black veils
June 13th, 2012, 07:19 AM
would you care to elaborate?


how about this:

because that person would be trying to make others the same as them, perpetuating the Windows situation, when ultimately it should be about freedom of choice, not conforming to the ways of another fanatic.

Face-Ache
June 13th, 2012, 09:12 AM
So wilee-nilee, you're essentially talking about 'bank karma'?; doing a good deed not for the benefit of others, but to build up the level of good karma potentially heading back your way?

Self serving, and also potentially friendship-ending, as in "You put me onto this damn operating system!!! So you fix it!!!" when something goes wrong.

I've had a few friends see my setup, and say "Wow! Can you set me up with that?!?", and i generally say "No".

ninjaaron
June 13th, 2012, 04:34 PM
Everything you do may actually be a self serving act in the end...

So, getting people to switch OSes isn't actually more self-serving than anything else, and may arguabley be less so than a good many other things.

roelforg
June 13th, 2012, 04:55 PM
So, getting people to switch OSes isn't actually more self-serving than anything else, and may arguabley be less so than a good many other things.

Human nature 101:
Humans are lazy.
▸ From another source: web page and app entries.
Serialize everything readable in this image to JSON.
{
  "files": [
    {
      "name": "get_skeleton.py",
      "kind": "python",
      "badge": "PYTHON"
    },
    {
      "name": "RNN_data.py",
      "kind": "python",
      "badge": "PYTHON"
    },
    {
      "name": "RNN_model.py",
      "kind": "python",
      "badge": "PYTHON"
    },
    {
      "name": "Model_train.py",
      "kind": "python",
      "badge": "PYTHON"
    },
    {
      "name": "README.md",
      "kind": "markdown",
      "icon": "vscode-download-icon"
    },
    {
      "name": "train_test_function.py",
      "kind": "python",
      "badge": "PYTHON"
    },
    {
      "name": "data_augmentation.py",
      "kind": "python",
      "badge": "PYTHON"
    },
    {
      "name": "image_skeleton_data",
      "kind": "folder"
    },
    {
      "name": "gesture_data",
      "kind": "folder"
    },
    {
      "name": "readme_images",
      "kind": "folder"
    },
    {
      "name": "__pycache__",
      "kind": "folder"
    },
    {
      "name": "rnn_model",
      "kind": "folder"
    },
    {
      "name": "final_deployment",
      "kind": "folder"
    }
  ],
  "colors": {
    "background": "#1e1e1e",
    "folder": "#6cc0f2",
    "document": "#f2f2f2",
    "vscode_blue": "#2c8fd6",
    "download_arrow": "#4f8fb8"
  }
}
Humans might seem to do things for others, but in reality, all the do is to help themselves, whether they like/notice/know/want it or not.

That is why we invented computers, because we can't be arsed to do the calculations ourselves (that's how they got started).

MisterGaribaldi
June 13th, 2012, 06:51 PM
I don't bother trying to change peoples OS use; it is a self serving act, and a waste of time really.


+1

If asked I will help install and train, it's their PC, it's their work.

Good posts, wilee-nilee and KiwiNZ. But I would take it a couple steps further than that.

1. Most people (whether we're talking about the tech industry as we are in this thread, or politics, or just life at large) are, or are raised to be, nothing more than mindless sheep. They don't have a clue, and they don't want one.

2. I don't give a @#$% what people do on their own computers. I really, really don't.

I can remember back when I'd bought my first modern Mac laptop, a G3 iBook, and I'd be sitting there in a coffee shop working away on something. People would come up to me and criticize my choice of computer. And I can remember sitting there thinking "What the *~!& business is it of yours what I choose to own?" I was usually fairly polite, but I think now I would not be nearly so polite.

I don't help others or offer free advice unless one of three conditions are met:

A. They ask for it, and show respect for it.
B. They appear initially likely to be open to help.
C. They are a friend and I know A and B are guaranteed things.

I help out on UF and places such as UF because we're a community of people oriented towards helping each other and wanting to solve problems. Though, as you may have noticed, if someone decides to cop an attitude with me here, I don't hesitate to respond with rather sharp and focused criticism of them for having done it.

In the end, folks, "it is what it is".